--- Records provided ---
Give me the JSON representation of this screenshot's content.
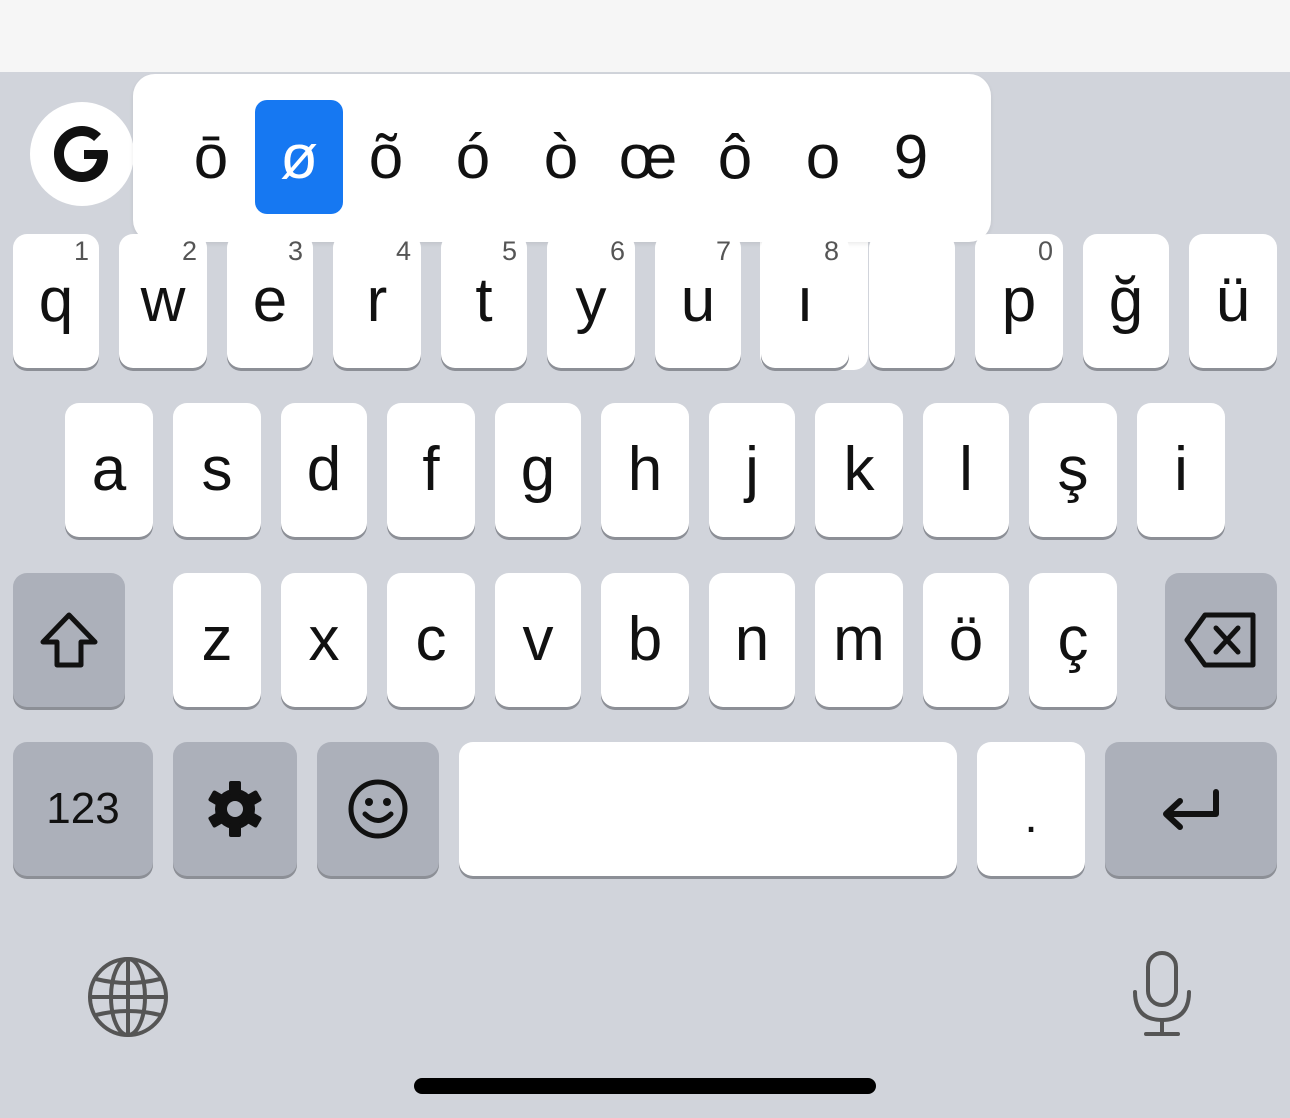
{
  "popup": {
    "alternates": [
      "ō",
      "ø",
      "õ",
      "ó",
      "ò",
      "œ",
      "ô",
      "o",
      "9"
    ],
    "selected": "ø"
  },
  "rows": {
    "row1": [
      {
        "letter": "q",
        "hint": "1"
      },
      {
        "letter": "w",
        "hint": "2"
      },
      {
        "letter": "e",
        "hint": "3"
      },
      {
        "letter": "r",
        "hint": "4"
      },
      {
        "letter": "t",
        "hint": "5"
      },
      {
        "letter": "y",
        "hint": "6"
      },
      {
        "letter": "u",
        "hint": "7"
      },
      {
        "letter": "ı",
        "hint": "8"
      },
      {
        "letter": "",
        "hint": ""
      },
      {
        "letter": "p",
        "hint": "0"
      },
      {
        "letter": "ğ",
        "hint": ""
      },
      {
        "letter": "ü",
        "hint": ""
      }
    ],
    "row2": [
      "a",
      "s",
      "d",
      "f",
      "g",
      "h",
      "j",
      "k",
      "l",
      "ş",
      "i"
    ],
    "row3": [
      "z",
      "x",
      "c",
      "v",
      "b",
      "n",
      "m",
      "ö",
      "ç"
    ]
  },
  "bottom": {
    "numbers_label": "123",
    "period_label": "."
  },
  "icons": {
    "logo": "google-g-icon",
    "shift": "shift-icon",
    "backspace": "backspace-icon",
    "settings": "gear-icon",
    "emoji": "emoji-icon",
    "return": "return-icon",
    "globe": "globe-icon",
    "mic": "microphone-icon"
  },
  "colors": {
    "selected_accent": "#1678f2",
    "keyboard_bg": "#d1d4db",
    "dark_key": "#acb0ba"
  }
}
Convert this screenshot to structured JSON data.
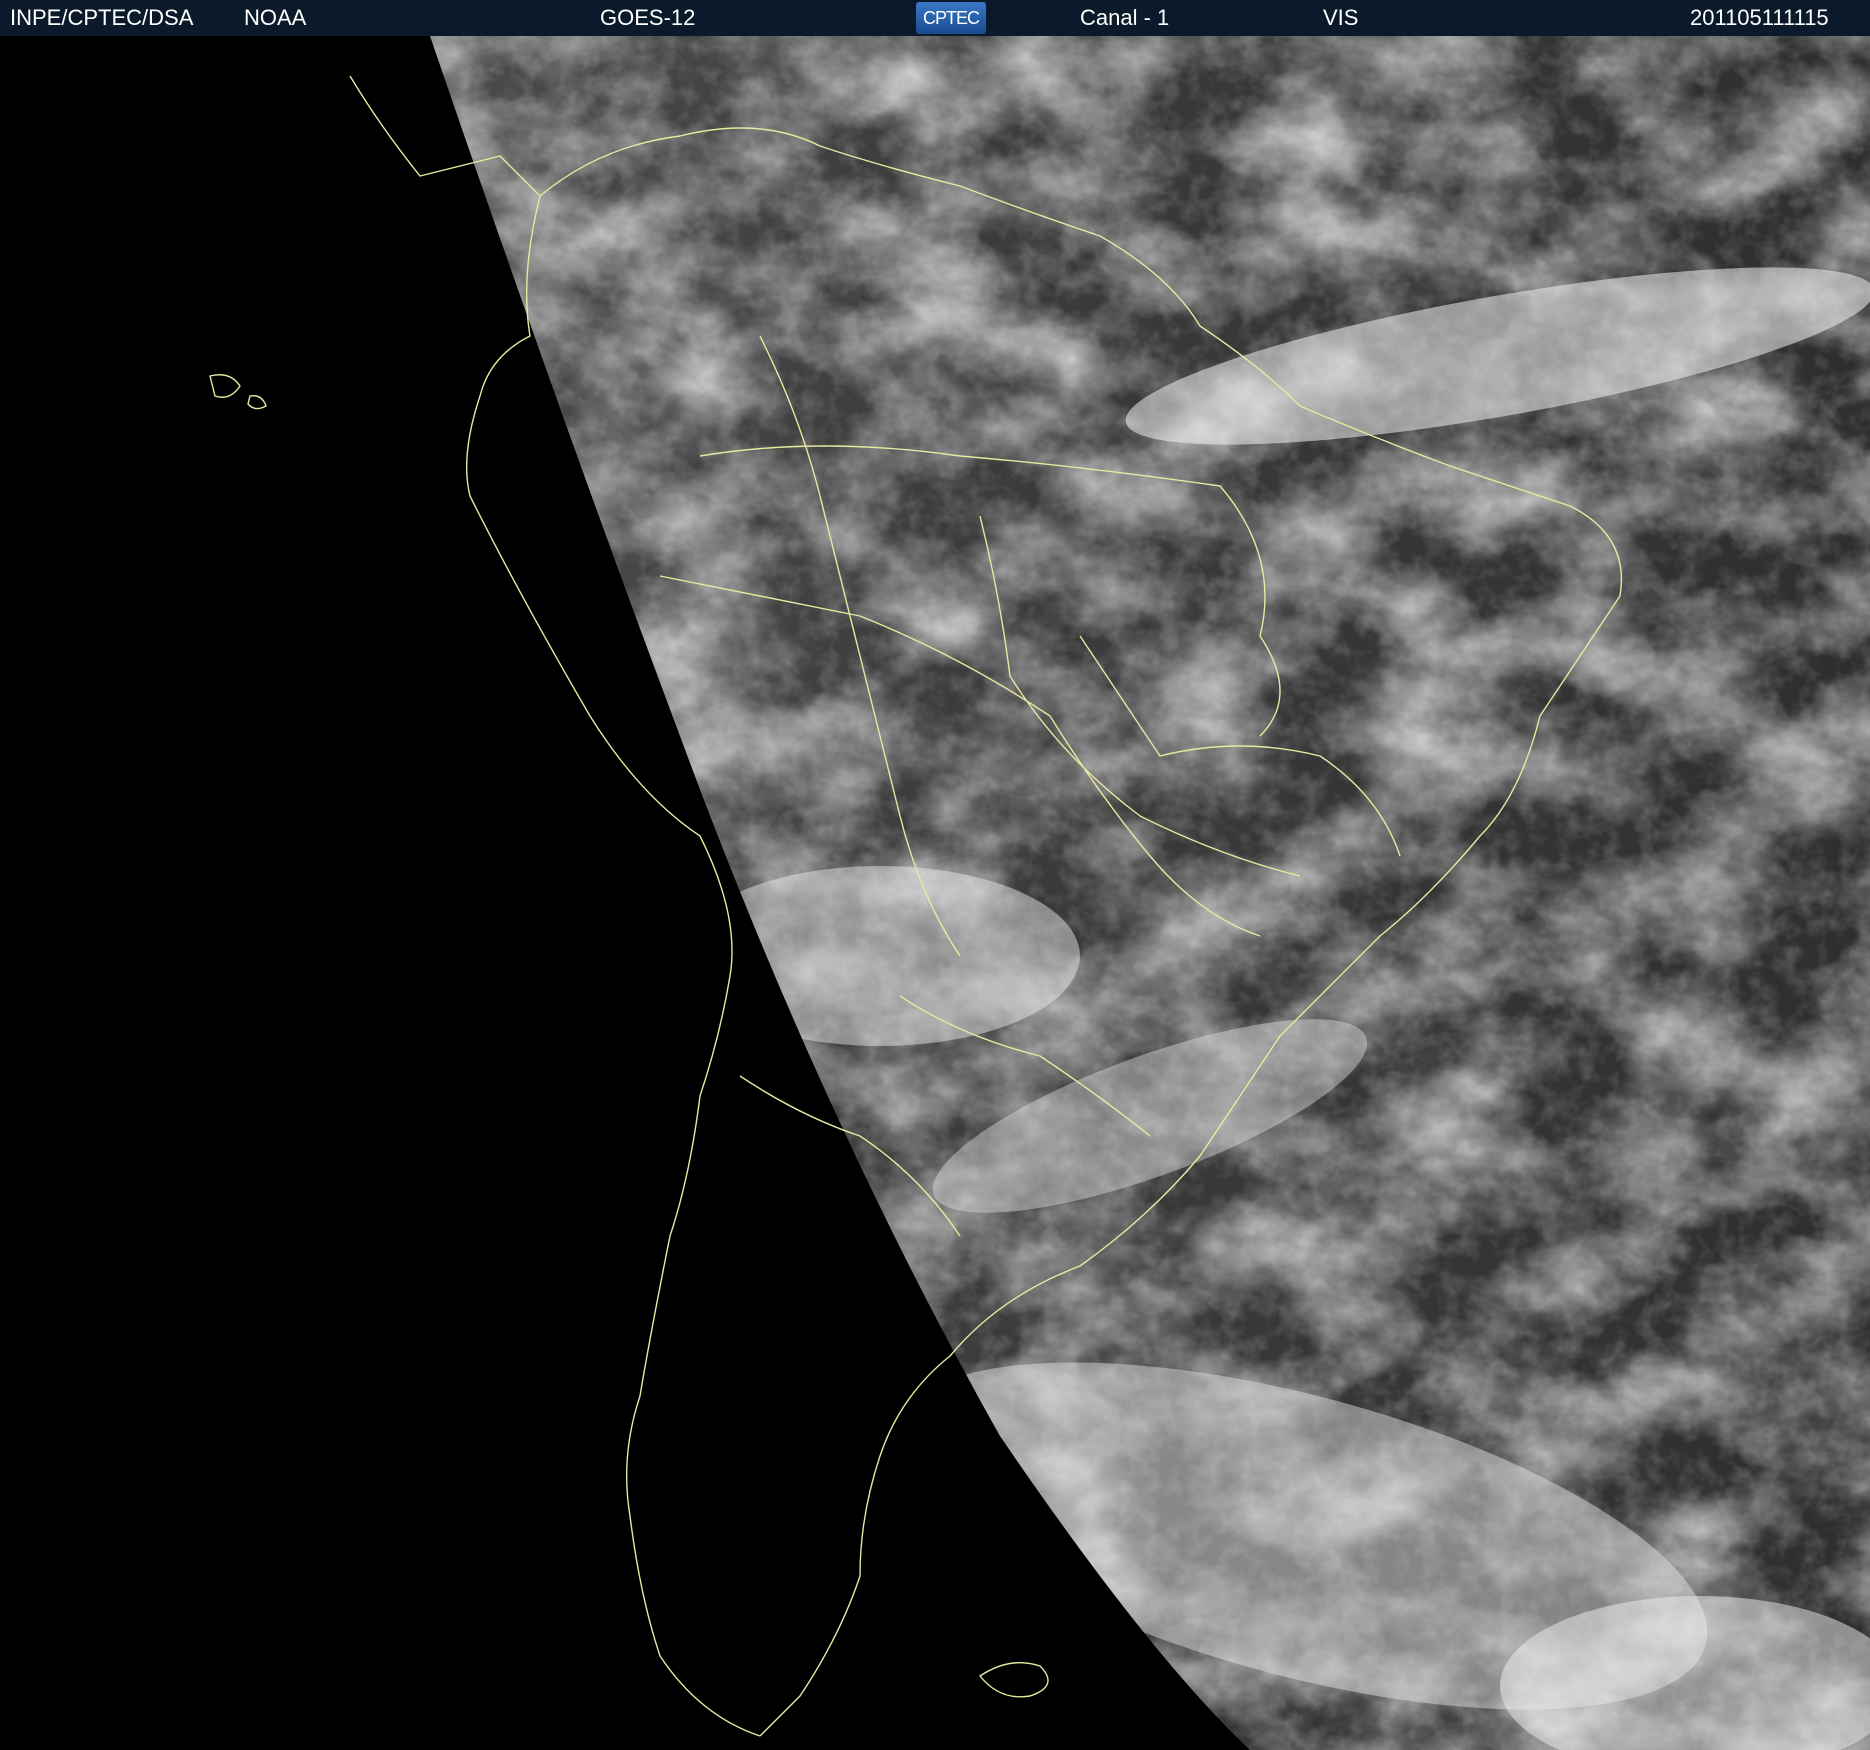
{
  "header": {
    "institution": "INPE/CPTEC/DSA",
    "agency": "NOAA",
    "satellite": "GOES-12",
    "logo_text": "CPTEC",
    "channel": "Canal - 1",
    "band": "VIS",
    "timestamp": "201105111115"
  },
  "colors": {
    "header_bg": "#0a1a2a",
    "boundary_lines": "#e8e8a0",
    "space_bg": "#000000"
  }
}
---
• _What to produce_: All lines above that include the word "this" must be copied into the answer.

• _Written solution_:
Give me the JSON representation of this screenshot's content.
Convert this screenshot to structured JSON data.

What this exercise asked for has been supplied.